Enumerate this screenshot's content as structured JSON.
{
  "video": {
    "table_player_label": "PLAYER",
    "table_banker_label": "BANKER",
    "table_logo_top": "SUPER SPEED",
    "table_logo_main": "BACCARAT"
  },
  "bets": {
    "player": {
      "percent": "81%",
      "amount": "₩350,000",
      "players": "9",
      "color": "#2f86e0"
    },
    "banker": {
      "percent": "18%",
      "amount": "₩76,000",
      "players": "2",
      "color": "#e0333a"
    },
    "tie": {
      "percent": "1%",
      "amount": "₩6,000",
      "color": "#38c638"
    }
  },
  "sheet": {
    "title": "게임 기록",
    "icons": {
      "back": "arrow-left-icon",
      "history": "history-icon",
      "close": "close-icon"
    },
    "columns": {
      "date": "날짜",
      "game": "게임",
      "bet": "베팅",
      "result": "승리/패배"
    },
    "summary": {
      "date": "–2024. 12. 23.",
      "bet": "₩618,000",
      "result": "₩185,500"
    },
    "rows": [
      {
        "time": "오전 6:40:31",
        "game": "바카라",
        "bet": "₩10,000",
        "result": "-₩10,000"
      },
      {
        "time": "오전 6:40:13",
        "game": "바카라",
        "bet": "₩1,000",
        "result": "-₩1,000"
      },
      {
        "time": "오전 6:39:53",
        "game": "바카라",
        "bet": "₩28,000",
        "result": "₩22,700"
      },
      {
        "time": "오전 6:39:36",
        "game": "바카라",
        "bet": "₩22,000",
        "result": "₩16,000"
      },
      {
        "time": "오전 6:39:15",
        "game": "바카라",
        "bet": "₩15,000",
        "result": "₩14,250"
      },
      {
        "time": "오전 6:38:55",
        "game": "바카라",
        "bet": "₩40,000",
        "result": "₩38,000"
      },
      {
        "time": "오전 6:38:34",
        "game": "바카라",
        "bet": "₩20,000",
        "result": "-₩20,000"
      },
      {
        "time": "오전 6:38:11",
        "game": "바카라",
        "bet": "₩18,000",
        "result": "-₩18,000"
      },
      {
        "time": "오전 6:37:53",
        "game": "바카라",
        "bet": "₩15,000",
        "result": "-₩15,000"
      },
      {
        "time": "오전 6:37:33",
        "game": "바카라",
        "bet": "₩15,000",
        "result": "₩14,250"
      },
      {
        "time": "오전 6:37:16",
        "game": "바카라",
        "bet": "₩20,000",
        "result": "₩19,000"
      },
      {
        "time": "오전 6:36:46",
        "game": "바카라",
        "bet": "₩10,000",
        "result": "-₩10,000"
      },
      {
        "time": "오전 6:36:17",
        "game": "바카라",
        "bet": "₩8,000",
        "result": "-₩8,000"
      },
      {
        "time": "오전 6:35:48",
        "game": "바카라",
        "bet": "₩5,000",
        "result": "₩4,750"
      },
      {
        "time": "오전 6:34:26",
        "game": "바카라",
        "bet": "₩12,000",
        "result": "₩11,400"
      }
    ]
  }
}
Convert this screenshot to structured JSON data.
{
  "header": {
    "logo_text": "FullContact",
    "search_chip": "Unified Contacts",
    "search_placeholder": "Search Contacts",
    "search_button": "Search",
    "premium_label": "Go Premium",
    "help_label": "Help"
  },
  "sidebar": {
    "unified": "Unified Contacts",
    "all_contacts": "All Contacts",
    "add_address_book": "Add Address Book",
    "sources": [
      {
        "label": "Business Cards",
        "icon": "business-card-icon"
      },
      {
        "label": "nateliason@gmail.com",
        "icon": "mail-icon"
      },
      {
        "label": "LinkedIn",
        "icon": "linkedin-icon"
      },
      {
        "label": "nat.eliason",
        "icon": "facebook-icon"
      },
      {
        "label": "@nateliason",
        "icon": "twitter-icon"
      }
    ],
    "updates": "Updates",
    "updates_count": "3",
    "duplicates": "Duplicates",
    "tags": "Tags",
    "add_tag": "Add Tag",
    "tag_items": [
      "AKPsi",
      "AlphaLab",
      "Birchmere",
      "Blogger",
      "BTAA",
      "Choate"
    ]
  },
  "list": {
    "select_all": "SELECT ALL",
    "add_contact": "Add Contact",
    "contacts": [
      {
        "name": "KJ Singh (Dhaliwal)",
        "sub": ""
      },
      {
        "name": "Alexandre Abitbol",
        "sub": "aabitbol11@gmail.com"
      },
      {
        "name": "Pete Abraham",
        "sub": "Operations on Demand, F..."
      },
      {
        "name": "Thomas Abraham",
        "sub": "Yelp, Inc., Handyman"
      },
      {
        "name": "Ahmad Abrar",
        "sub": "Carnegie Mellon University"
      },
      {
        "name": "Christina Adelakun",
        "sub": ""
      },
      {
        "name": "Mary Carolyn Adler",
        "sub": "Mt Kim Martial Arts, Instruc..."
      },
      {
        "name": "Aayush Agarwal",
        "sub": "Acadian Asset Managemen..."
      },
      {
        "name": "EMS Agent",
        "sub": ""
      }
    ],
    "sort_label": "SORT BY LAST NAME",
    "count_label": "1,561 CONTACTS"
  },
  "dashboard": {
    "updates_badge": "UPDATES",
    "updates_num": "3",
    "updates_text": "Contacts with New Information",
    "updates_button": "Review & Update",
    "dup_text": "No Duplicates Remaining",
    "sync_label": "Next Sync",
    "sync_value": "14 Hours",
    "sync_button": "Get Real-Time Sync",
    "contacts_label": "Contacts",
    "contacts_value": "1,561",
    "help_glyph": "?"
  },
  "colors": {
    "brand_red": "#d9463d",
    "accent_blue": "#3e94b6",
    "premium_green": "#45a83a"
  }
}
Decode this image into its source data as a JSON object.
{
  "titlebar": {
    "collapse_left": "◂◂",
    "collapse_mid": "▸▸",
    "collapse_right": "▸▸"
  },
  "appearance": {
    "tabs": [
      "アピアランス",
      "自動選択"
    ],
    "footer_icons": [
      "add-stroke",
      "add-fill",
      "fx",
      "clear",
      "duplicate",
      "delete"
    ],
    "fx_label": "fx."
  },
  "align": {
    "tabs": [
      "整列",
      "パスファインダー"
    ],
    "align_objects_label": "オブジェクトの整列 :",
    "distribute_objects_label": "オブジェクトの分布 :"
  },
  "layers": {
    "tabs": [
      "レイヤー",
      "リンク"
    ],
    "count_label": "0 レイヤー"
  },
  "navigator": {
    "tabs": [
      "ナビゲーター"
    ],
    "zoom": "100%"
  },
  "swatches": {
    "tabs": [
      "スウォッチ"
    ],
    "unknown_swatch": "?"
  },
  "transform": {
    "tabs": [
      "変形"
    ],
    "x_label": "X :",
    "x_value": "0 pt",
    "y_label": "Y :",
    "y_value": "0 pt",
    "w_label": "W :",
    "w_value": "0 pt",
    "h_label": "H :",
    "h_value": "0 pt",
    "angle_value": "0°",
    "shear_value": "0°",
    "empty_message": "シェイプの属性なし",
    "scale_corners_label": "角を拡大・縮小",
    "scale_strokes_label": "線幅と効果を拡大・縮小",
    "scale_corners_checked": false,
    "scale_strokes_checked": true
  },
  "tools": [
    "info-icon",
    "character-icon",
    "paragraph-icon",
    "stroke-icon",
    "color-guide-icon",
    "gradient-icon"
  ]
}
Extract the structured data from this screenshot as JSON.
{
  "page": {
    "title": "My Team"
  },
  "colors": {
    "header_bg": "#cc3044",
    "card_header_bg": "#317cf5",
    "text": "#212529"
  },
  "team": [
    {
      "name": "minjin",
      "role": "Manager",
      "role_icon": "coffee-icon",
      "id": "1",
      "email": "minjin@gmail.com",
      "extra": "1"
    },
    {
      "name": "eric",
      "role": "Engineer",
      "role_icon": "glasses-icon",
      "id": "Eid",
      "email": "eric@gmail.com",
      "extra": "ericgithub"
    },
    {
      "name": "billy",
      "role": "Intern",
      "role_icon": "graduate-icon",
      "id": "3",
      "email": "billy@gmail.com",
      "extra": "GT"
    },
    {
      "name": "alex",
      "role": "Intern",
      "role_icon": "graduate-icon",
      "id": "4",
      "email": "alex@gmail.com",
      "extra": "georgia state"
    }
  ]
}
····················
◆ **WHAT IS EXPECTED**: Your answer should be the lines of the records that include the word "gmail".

◆ **ANSWER SECTION**:
        "label": "nateliason@gmail.com",
        "sub": "aabitbol11@gmail.com"
      "email": "minjin@gmail.com",
      "email": "eric@gmail.com",
      "email": "billy@gmail.com",
      "email": "alex@gmail.com",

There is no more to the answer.